Not Random Art - Page 49

encounter the artwork from multiple points of view rather than a single perspective, more typically associated with looking at a painting for example.

Before leaving this conversation we would you like to pose a question about the nature of the relationship of your art with your audience. Do you consider the issue of audience reception as being a crucial component of your decision-making process, in terms of what type of language is used in a particular context?

I consider audience reception and interaction a crucial part of the work but not of my decision making process. I will always envisage how the work will be installed and how the aesthetics of the pieces/project will sit together and how the audience will interact with the work but I always work for myself- thoughts, dreams, words, substance, identity, language.

I consider the accomplishment of the artist more important than the interpretation.

Thanks a lot for your time and for sharing your thoughts, Anna Marie. Finally, would you like to tell us readers something about your future projects? How do you see your work evolving?

Thank you so very much for taking the time to research my work and ask me such thought provoking questions- it has really made me think about my practice and its place in contemporary art practice today!

I am currently collaborating with poet and landscape writer, Dr. Martin Cromie researching visual and tangible dialogue in response to his recent book. In an attempt to translate an individual’s ‘response to place’ through Cromie’s own identities, histories and geographical meanderings, the intention is to be a symbiotic process of action and reaction in which each artist acts as the other's ideal audience. The Spirits of the Stones is a work of literary non-fiction which explores a number of rural town lands in South Armagh, N.Ireland. The work is structured as a series of interlinked essays reflecting upon different aspects of the landscape and exploring the author’s personal links to the area.
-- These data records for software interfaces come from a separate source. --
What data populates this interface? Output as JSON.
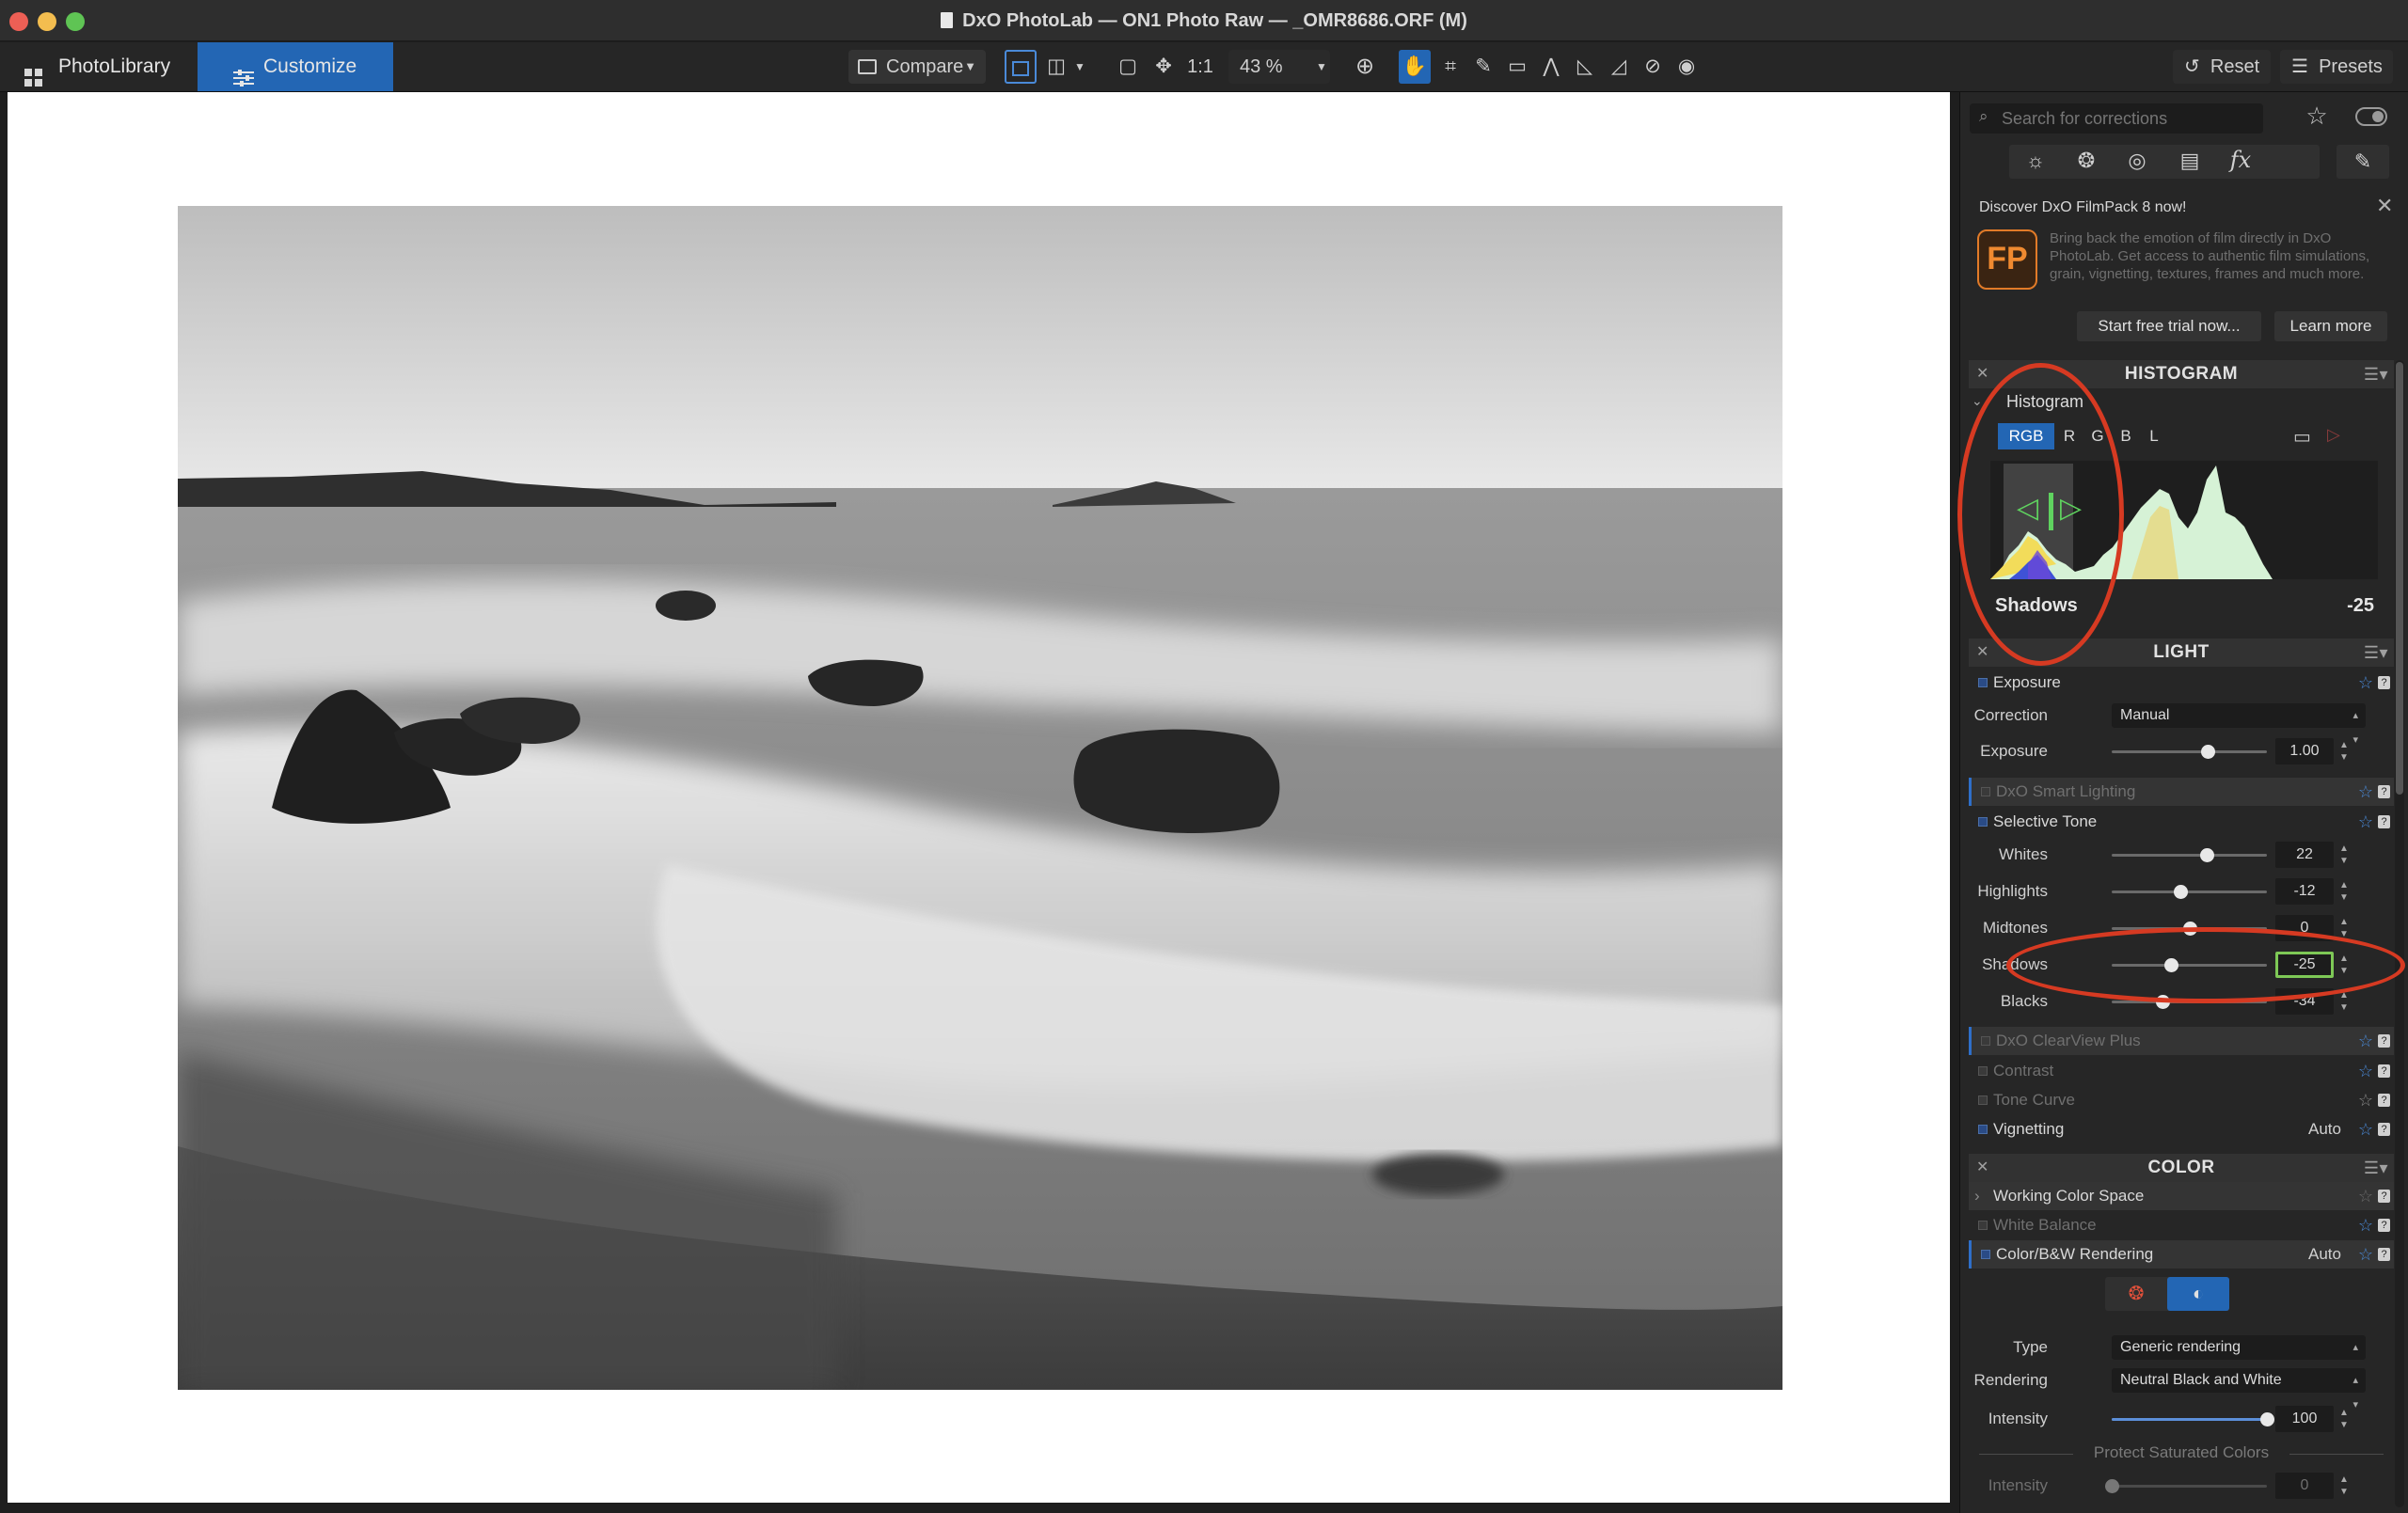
{
  "window": {
    "title": "DxO PhotoLab — ON1 Photo Raw — _OMR8686.ORF (M)"
  },
  "toolbar": {
    "photolibrary_label": "PhotoLibrary",
    "customize_label": "Customize",
    "compare_label": "Compare",
    "one_to_one_label": "1:1",
    "zoom_value": "43 %",
    "reset_label": "Reset",
    "presets_label": "Presets"
  },
  "panel": {
    "search": {
      "placeholder": "Search for corrections"
    },
    "promo": {
      "title": "Discover DxO FilmPack 8 now!",
      "logo": "FP",
      "body": "Bring back the emotion of film directly in DxO PhotoLab. Get access to authentic film simulations, grain, vignetting, textures, frames and much more.",
      "trial_button": "Start free trial now...",
      "learn_button": "Learn more"
    },
    "histogram": {
      "header": "HISTOGRAM",
      "subtitle": "Histogram",
      "channels": [
        "RGB",
        "R",
        "G",
        "B",
        "L"
      ],
      "readout_label": "Shadows",
      "readout_value": "-25"
    },
    "light": {
      "header": "LIGHT",
      "exposure": {
        "label": "Exposure",
        "correction_label": "Correction",
        "correction_value": "Manual",
        "exposure_label": "Exposure",
        "exposure_value": "1.00",
        "exposure_level": 0.62
      },
      "smart_lighting": "DxO Smart Lighting",
      "selective_tone": {
        "label": "Selective Tone",
        "sliders": [
          {
            "label": "Whites",
            "value": "22",
            "level": 0.61
          },
          {
            "label": "Highlights",
            "value": "-12",
            "level": 0.44
          },
          {
            "label": "Midtones",
            "value": "0",
            "level": 0.5
          },
          {
            "label": "Shadows",
            "value": "-25",
            "level": 0.38
          },
          {
            "label": "Blacks",
            "value": "-34",
            "level": 0.33
          }
        ]
      },
      "clearview": "DxO ClearView Plus",
      "contrast": "Contrast",
      "tone_curve": "Tone Curve",
      "vignetting": {
        "label": "Vignetting",
        "mode": "Auto"
      }
    },
    "color": {
      "header": "COLOR",
      "working_color_space": "Working Color Space",
      "white_balance": "White Balance",
      "rendering_tool": {
        "label": "Color/B&W Rendering",
        "mode": "Auto"
      },
      "type_label": "Type",
      "type_value": "Generic rendering",
      "rendering_label": "Rendering",
      "rendering_value": "Neutral Black and White",
      "intensity_label": "Intensity",
      "intensity_value": "100",
      "intensity_level": 1.0,
      "protect_label": "Protect Saturated Colors",
      "protect_intensity_label": "Intensity",
      "protect_intensity_value": "0",
      "protect_intensity_level": 0.0
    }
  },
  "colors": {
    "accent": "#2e6fc9",
    "annotation": "#d63a22",
    "value_highlight": "#7ec856"
  }
}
Central to the work is an initial investigation into making photographic images, concentrating in particular on the processes and ultimate outcomes of pinhole photography. The challenge, however is working with the unpredictability of pinhole photography and the strange distortions that occur naturally from the primitiveness of the apparatus whilst also trialing different developing times, papers and other materials in the darkroom. The resulting drawings, paintings and pinhole images will endeavour to see my work evolving via the exploration of cross disciplinary media and addressing how the use of other materials will challenge the assumptions of what the ultimate objective- ‘painting’- is or might be; conceptually, visually and as importantly, technologically.

I would like to dedicate this interview, if I could, to my father, Pat McClelland (1933-2016). He made me who I am and was always so proud of what I was ‘becoming’…